Kominek family farm in northern Colorado was a green expanse of hay and alfalfa for half a century but the farm started losing money when the yields declined. Boulder County has land-use codes that only allow farming in the 24-acre land.
In the later part of 2017, Byron Kominek decided on installing solar panels because it was a more profitable alternative but since there are codes he decided on a solar array with plants growing beneath and around the rows of photovoltaic panels. Construction of the 1.2-megawatt solar array will start this spring.
At least 3,300 solar panels will rest on the 6 feet by 8 feet high stilts to provide shade for crops like tomatoes, peppers, kale, and beans. Pasture grasses and beehive boxes will be placed on the perimeter of the 5-acre plot. Aside from the food grown for the community, there will be renewable energy and increased revenue for the farm.
Once Kominek’s project becomes successful, it will serve as a model for other cash-strapped farmers. Under-performing lands can be transformed into money-making hubs of clean energy and fresh food. This merger between agriculture and solar photovoltaics or agrivoltaic is considered as an emerging niche in the solar power industry.

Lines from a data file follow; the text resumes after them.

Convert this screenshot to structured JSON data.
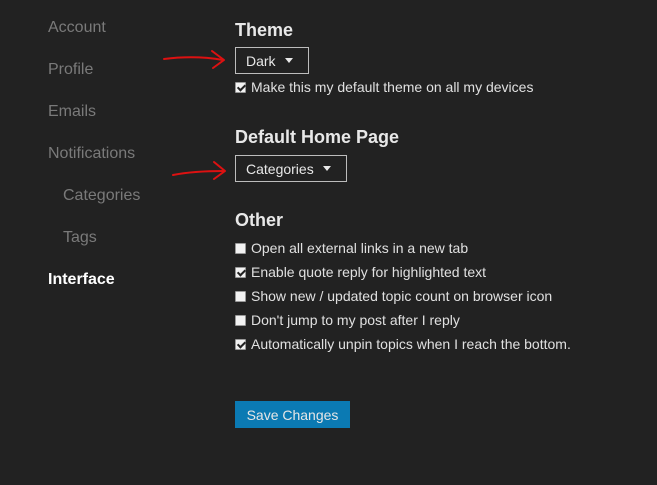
{
  "sidebar": {
    "items": [
      {
        "label": "Account"
      },
      {
        "label": "Profile"
      },
      {
        "label": "Emails"
      },
      {
        "label": "Notifications"
      },
      {
        "label": "Categories"
      },
      {
        "label": "Tags"
      },
      {
        "label": "Interface",
        "active": true
      }
    ]
  },
  "theme": {
    "title": "Theme",
    "selected": "Dark",
    "default_checkbox": {
      "label": "Make this my default theme on all my devices",
      "checked": true
    }
  },
  "home_page": {
    "title": "Default Home Page",
    "selected": "Categories"
  },
  "other": {
    "title": "Other",
    "options": [
      {
        "label": "Open all external links in a new tab",
        "checked": false
      },
      {
        "label": "Enable quote reply for highlighted text",
        "checked": true
      },
      {
        "label": "Show new / updated topic count on browser icon",
        "checked": false
      },
      {
        "label": "Don't jump to my post after I reply",
        "checked": false
      },
      {
        "label": "Automatically unpin topics when I reach the bottom.",
        "checked": true
      }
    ]
  },
  "actions": {
    "save_label": "Save Changes"
  },
  "colors": {
    "background": "#222222",
    "accent": "#0b7ab3",
    "annotation": "#dd1111"
  }
}
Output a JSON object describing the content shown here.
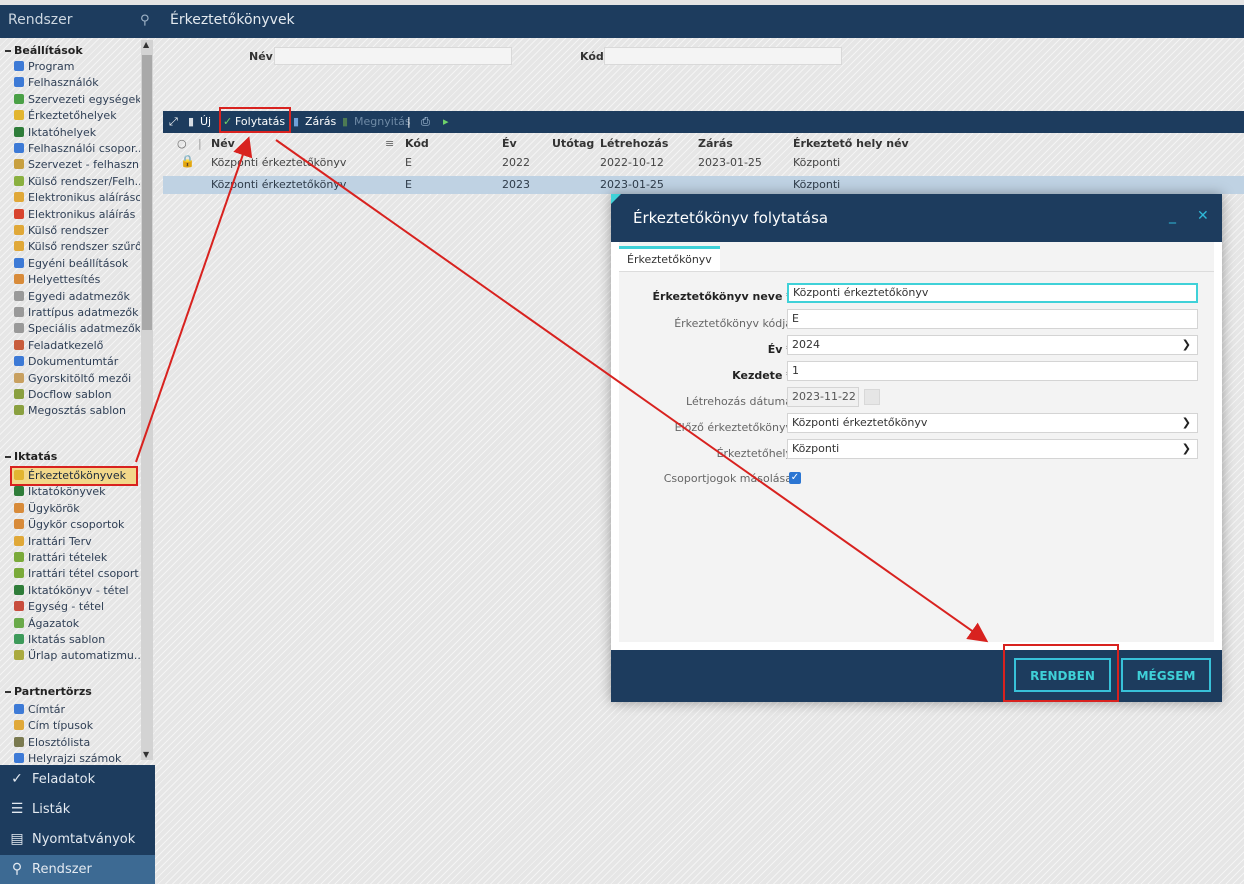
{
  "topbar": {
    "app_title": "Rendszer",
    "page_title": "Érkeztetőkönyvek",
    "search_icon": "search-icon"
  },
  "sidebar": {
    "sections": {
      "beallitasok": "Beállítások",
      "iktatas": "Iktatás",
      "partnertorzs": "Partnertörzs"
    },
    "beallitasok_items": [
      "Program",
      "Felhasználók",
      "Szervezeti egységek",
      "Érkeztetőhelyek",
      "Iktatóhelyek",
      "Felhasználói csopor...",
      "Szervezet - felhaszn...",
      "Külső rendszer/Felh...",
      "Elektronikus aláírások",
      "Elektronikus aláírás ...",
      "Külső rendszer",
      "Külső rendszer szűrők",
      "Egyéni beállítások",
      "Helyettesítés",
      "Egyedi adatmezők",
      "Irattípus adatmezők",
      "Speciális adatmezők",
      "Feladatkezelő",
      "Dokumentumtár",
      "Gyorskitöltő mezői",
      "Docflow sablon",
      "Megosztás sablon"
    ],
    "iktatas_items": [
      "Érkeztetőkönyvek",
      "Iktatókönyvek",
      "Ügykörök",
      "Ügykör csoportok",
      "Irattári Terv",
      "Irattári tételek",
      "Irattári tétel csoport...",
      "Iktatókönyv - tétel",
      "Egység - tétel",
      "Ágazatok",
      "Iktatás sablon",
      "Űrlap automatizmu..."
    ],
    "partner_items": [
      "Címtár",
      "Cím típusok",
      "Elosztólista",
      "Helyrajzi számok"
    ],
    "selected_item": "Érkeztetőkönyvek"
  },
  "bottomnav": [
    "Feladatok",
    "Listák",
    "Nyomtatványok",
    "Rendszer"
  ],
  "filter": {
    "name_label": "Név",
    "code_label": "Kód",
    "name_value": "",
    "code_value": ""
  },
  "toolbar": {
    "new": "Új",
    "continue": "Folytatás",
    "close": "Zárás",
    "open": "Megnyitás"
  },
  "table": {
    "headers": [
      "Név",
      "Kód",
      "Év",
      "Utótag",
      "Létrehozás",
      "Zárás",
      "Érkeztető hely név"
    ],
    "rows": [
      {
        "nev": "Központi érkeztetőkönyv",
        "kod": "E",
        "ev": "2022",
        "utotag": "",
        "letrehozas": "2022-10-12",
        "zaras": "2023-01-25",
        "hely": "Központi",
        "locked": true
      },
      {
        "nev": "Központi érkeztetőkönyv",
        "kod": "E",
        "ev": "2023",
        "utotag": "",
        "letrehozas": "2023-01-25",
        "zaras": "",
        "hely": "Központi",
        "locked": false
      }
    ]
  },
  "dialog": {
    "title": "Érkeztetőkönyv folytatása",
    "tab": "Érkeztetőkönyv",
    "fields": {
      "nev_label": "Érkeztetőkönyv neve *",
      "nev_value": "Központi érkeztetőkönyv",
      "kod_label": "Érkeztetőkönyv kódja",
      "kod_value": "E",
      "ev_label": "Év *",
      "ev_value": "2024",
      "kezdete_label": "Kezdete *",
      "kezdete_value": "1",
      "letrehozas_label": "Létrehozás dátuma",
      "letrehozas_value": "2023-11-22",
      "elozo_label": "Előző érkeztetőkönyv",
      "elozo_value": "Központi érkeztetőkönyv",
      "hely_label": "Érkeztetőhely",
      "hely_value": "Központi",
      "csoport_label": "Csoportjogok másolása",
      "csoport_checked": true
    },
    "ok": "RENDBEN",
    "cancel": "MÉGSEM"
  },
  "colors": {
    "navy": "#1d3c5e",
    "accent": "#3fd1d8",
    "highlight": "#d8221f"
  }
}
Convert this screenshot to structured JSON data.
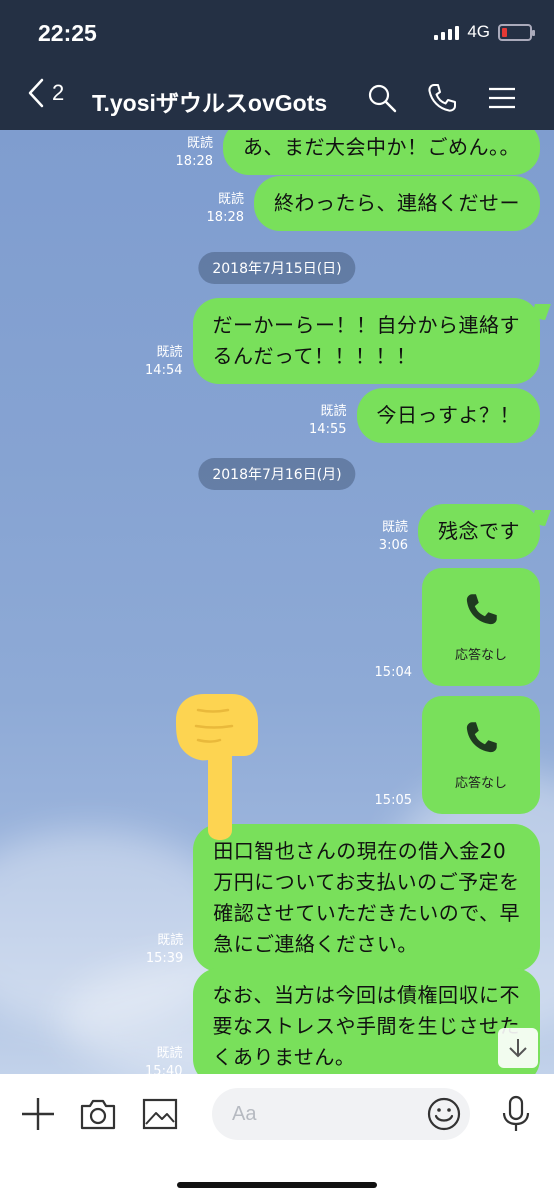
{
  "status_bar": {
    "time": "22:25",
    "network": "4G",
    "battery_percent": 10
  },
  "header": {
    "back_count": "2",
    "title": "T.yosiザウルスovGots"
  },
  "messages": [
    {
      "read": "既読",
      "time": "18:28",
      "text": "あ、まだ大会中か！ごめん。。"
    },
    {
      "read": "既読",
      "time": "18:28",
      "text": "終わったら、連絡くだせー"
    },
    {
      "date": "2018年7月15日(日)"
    },
    {
      "read": "既読",
      "time": "14:54",
      "text_lines": [
        "だーかーらー！！自分から連絡す",
        "るんだって！！！！！"
      ]
    },
    {
      "read": "既読",
      "time": "14:55",
      "text": "今日っすよ？！"
    },
    {
      "date": "2018年7月16日(月)"
    },
    {
      "read": "既読",
      "time": "3:06",
      "text": "残念です"
    },
    {
      "time": "15:04",
      "call_label": "応答なし"
    },
    {
      "time": "15:05",
      "call_label": "応答なし"
    },
    {
      "read": "既読",
      "time": "15:39",
      "text_lines": [
        "田口智也さんの現在の借入金20",
        "万円についてお支払いのご予定を",
        "確認させていただきたいので、早",
        "急にご連絡ください。"
      ]
    },
    {
      "read": "既読",
      "time": "15:40",
      "text_lines": [
        "なお、当方は今回は債権回収に不",
        "要なストレスや手間を生じさせた",
        "くありません。"
      ]
    }
  ],
  "input": {
    "placeholder": "Aa"
  },
  "icons": {
    "back": "chevron-left-icon",
    "search": "search-icon",
    "call": "phone-icon",
    "menu": "menu-icon",
    "plus": "plus-icon",
    "camera": "camera-icon",
    "image": "image-icon",
    "emoji": "emoji-icon",
    "mic": "microphone-icon",
    "scroll": "arrow-down-icon",
    "pointer": "pointing-hand-icon"
  },
  "colors": {
    "header_bg": "#243044",
    "bubble": "#79e05b",
    "battery_low": "#e53935"
  }
}
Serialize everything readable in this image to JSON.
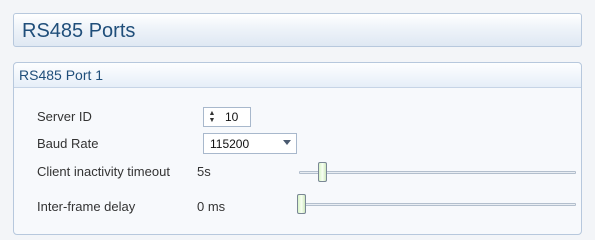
{
  "page": {
    "title": "RS485 Ports"
  },
  "port": {
    "title": "RS485 Port 1",
    "server_id": {
      "label": "Server ID",
      "value": "10"
    },
    "baud_rate": {
      "label": "Baud Rate",
      "value": "115200"
    },
    "client_inactivity_timeout": {
      "label": "Client inactivity timeout",
      "value": "5s",
      "slider_fraction": 0.08
    },
    "inter_frame_delay": {
      "label": "Inter-frame delay",
      "value": "0 ms",
      "slider_fraction": 0.0
    }
  },
  "icons": {
    "spinner": "up-down-spinner-icon",
    "dropdown": "chevron-down-icon"
  }
}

Xcel Energy, the biggest utility in the state will pay for every kilowatt-hour that will be delivered by Kominek’s solar array to the grid. Neighbours can invest in the project to receive credits on their monthly utility bills.